Three years in, it's safe to say that Apple's (NASDAQ:AAPL) HomeKit platform remains underwhelming. There aren't that many HomeKit-enabled devices, the ones that exist are somewhat expensive, and perhaps most importantly, there a few notable absences. Key among them is Alphabet's (NASDAQ:GOOG) (NASDAQ:GOOGL) Nest, which was the first smart thermostat, a device that was instrumental in jump-starting the smart home market years ago.

Nest has never supported HomeKit, although other smart thermostat makers like ecobee and Honeywell do. But that may be about to change.

HomePod on a white shelf

HomePod will need as much smart home support as it can get. Image source: Apple.

Adding retroactive support

9to5Mac reports that the Alphabet subsidiary is "open to supporting HomeKit" and will "consider HomeKit," thanks to changes in iOS 11 regarding how hardware is authenticated. The changes will make it easier to add HomeKit support to older devices. Apple is shifting toward software authentication, which is necessary if you want to support devices that are already shipping and in circulation.

Apple's MFi accessory licensing program has long required a specific hardware chip. By transitioning to software authentication, third-party accessory makers, including Nest and many others, can more easily add HomeKit support retroactively, potentially opening up Apple's platform to a new wave of existing smart home accessories. The first-generation Nest was released in 2011, three years before HomeKit.

Many have long assumed that Nest's reluctance to support HomeKit was due to the intense rivalry between Apple and Alphabet, but that doesn't line up with the fact that Nest works with Amazon.com's (NASDAQ:AMZN) virtual assistant Alexa (Google once called Amazon its "biggest search competitor"). With Echo, Alexa has already become the pre-eminent virtual assistant for the smart home.

Closing the smart home gap

If the upcoming changes in iOS 11 can successfully expand the number of supported HomeKit devices, that will give Apple's forthcoming HomePod much better positioning. As it stands, HomePod is lacking compared to the Echo in the smart home, and the company is betting (again) that high-fidelity audio can justify the hefty $350 price tag. For what it's worth, CEO Tim Cook expressed confidence in a Bloomberg Businessweek interview published this week that HomePod will offer compelling value at that price point. "It's gonna rock the house," Cook said.

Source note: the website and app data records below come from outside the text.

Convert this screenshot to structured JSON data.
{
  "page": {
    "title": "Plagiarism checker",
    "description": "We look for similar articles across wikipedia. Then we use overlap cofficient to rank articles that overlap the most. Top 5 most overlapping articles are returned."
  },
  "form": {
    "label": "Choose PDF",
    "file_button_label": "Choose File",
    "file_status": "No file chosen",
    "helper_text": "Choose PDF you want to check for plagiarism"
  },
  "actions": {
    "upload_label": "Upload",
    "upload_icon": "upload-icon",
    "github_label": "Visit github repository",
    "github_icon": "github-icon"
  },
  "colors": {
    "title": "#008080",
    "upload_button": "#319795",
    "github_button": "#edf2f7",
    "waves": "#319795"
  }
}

Nest has had its own fair share of turmoil, missing revenue projections over the years; founder Tony Fadell stepped down as CEO last year. Adding HomeKit support for its flagship product could help the Alphabet subsidiary boost its own sales, broadening its addressable market to iOS users -- and there are a lot of them. After that, hopefully Nest will consider adding HomeKit support to its other products, such as its Protect smoke/carbon monoxide detector.

Seeing as how smart home capabilities and music streaming are the two most important areas where HomePod and Echo will compete, if Apple can catch up in the smart home by any means necessary, HomePod will have a much better chance of succeeding and avoiding the fate of the iPod Hi-Fi.

Suzanne Frey, an executive at Alphabet, is a member of The Motley Fool's board of directors. Evan Niu, CFA, owns shares of Apple. The Motley Fool owns shares of and recommends Alphabet (A and C shares), Amazon, and Apple. The Motley Fool has a disclosure policy.